* **AIM OF THE EXERCISE**
Go through the listing below and list every line with "datetime".

*** GIVEN RECORDS Section Begins ***

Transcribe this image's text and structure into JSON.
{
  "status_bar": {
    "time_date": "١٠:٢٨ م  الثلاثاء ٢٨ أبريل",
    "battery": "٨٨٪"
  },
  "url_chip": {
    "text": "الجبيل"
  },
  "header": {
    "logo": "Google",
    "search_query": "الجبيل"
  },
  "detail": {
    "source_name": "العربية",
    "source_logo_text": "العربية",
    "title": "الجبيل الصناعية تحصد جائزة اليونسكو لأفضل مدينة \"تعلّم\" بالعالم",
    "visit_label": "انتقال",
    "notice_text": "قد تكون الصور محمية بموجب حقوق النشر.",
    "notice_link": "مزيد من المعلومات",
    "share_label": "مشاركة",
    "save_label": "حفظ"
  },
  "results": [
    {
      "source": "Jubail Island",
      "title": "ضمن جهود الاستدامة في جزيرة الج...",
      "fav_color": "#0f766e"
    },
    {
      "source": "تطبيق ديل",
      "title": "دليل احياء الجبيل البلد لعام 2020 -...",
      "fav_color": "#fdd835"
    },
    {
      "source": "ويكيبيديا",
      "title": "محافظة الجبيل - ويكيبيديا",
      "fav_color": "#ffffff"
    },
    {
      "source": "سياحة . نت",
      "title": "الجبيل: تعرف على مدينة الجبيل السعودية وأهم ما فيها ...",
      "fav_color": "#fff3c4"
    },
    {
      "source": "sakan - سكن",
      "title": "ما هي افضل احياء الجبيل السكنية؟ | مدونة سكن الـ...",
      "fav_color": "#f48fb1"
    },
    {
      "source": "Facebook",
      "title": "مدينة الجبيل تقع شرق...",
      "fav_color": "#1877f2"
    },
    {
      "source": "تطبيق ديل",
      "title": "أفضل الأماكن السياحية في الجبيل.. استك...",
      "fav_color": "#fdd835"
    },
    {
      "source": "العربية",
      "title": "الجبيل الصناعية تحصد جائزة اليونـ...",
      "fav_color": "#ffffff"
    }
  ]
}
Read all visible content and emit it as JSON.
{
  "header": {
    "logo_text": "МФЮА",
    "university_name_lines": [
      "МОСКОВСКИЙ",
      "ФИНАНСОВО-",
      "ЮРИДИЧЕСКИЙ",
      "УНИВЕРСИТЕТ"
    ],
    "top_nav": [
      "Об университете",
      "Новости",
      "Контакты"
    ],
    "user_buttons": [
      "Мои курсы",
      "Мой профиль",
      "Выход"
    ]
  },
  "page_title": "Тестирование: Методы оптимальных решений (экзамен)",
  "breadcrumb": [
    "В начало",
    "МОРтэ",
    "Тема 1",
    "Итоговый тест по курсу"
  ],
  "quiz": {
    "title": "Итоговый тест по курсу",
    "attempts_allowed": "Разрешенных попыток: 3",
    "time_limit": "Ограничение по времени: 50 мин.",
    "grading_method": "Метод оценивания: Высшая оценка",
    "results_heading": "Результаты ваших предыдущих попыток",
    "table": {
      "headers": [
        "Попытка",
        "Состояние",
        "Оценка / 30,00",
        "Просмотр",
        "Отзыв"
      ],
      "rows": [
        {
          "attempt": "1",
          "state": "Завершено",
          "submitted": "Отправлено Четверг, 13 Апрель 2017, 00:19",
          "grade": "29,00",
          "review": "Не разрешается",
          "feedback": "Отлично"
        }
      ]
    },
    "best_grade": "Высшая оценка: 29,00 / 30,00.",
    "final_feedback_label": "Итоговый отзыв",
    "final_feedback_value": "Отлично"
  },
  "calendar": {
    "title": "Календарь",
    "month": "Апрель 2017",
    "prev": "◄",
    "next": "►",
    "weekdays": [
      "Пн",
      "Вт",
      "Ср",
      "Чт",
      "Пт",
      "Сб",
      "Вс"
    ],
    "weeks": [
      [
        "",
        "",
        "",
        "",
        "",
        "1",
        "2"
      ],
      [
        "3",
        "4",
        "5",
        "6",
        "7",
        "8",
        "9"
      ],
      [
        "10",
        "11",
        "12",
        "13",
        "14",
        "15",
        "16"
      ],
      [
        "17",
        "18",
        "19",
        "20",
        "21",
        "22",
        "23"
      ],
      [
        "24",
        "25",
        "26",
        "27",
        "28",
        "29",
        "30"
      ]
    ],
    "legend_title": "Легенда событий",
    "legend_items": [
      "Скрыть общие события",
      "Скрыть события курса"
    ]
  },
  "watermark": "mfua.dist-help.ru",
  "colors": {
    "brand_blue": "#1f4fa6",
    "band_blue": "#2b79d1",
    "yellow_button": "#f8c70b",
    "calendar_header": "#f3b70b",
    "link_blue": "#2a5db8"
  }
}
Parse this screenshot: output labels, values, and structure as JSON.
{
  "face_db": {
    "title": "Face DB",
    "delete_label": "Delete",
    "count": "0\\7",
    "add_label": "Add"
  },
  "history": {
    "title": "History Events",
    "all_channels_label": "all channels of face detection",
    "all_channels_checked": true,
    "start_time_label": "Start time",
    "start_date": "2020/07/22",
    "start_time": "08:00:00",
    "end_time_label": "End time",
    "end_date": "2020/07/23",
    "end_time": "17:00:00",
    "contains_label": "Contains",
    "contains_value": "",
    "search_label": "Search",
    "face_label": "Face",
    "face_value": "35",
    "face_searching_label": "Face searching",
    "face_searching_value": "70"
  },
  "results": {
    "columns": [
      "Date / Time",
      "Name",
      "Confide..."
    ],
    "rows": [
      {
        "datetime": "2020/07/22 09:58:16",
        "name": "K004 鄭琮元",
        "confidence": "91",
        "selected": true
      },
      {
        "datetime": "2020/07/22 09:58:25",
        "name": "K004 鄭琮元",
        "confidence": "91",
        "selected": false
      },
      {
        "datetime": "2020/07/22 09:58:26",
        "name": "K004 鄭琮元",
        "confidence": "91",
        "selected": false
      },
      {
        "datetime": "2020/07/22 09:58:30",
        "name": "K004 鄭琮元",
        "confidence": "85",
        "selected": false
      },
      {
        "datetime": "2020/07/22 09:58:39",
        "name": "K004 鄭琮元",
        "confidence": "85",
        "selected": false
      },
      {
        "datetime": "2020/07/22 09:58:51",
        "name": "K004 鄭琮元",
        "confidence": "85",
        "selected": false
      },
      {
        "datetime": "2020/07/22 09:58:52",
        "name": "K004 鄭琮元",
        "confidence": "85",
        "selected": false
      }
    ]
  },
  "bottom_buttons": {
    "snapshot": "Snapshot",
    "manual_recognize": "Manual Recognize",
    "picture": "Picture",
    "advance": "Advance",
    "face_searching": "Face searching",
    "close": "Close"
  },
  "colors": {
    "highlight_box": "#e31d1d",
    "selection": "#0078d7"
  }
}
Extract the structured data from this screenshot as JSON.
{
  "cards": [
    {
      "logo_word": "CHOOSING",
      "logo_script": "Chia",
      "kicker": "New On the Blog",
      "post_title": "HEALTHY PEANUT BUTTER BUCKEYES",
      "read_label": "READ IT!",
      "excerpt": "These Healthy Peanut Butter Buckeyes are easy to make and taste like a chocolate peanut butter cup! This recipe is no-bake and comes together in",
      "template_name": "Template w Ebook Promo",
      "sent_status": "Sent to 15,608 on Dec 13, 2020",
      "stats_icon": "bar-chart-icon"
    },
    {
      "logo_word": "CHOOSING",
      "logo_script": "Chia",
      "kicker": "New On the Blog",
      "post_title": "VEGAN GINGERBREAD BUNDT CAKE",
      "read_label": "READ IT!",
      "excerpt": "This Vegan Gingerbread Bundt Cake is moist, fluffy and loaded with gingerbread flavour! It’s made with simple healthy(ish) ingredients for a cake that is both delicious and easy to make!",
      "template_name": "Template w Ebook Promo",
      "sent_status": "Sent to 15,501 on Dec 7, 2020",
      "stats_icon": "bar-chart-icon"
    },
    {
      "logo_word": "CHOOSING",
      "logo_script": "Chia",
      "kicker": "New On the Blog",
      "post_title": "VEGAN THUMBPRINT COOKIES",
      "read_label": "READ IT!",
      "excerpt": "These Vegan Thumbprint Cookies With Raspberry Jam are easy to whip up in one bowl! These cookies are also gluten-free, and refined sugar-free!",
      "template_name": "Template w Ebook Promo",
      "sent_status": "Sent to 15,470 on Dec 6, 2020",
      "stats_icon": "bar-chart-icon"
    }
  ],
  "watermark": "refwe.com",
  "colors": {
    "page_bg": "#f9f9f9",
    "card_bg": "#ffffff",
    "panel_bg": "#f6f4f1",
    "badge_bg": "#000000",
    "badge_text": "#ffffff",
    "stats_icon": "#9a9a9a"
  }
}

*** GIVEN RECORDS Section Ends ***

* **FINISHED EXERCISE**
        "datetime": "2020/07/22 09:58:16",
        "datetime": "2020/07/22 09:58:25",
        "datetime": "2020/07/22 09:58:26",
        "datetime": "2020/07/22 09:58:30",
        "datetime": "2020/07/22 09:58:39",
        "datetime": "2020/07/22 09:58:51",
        "datetime": "2020/07/22 09:58:52",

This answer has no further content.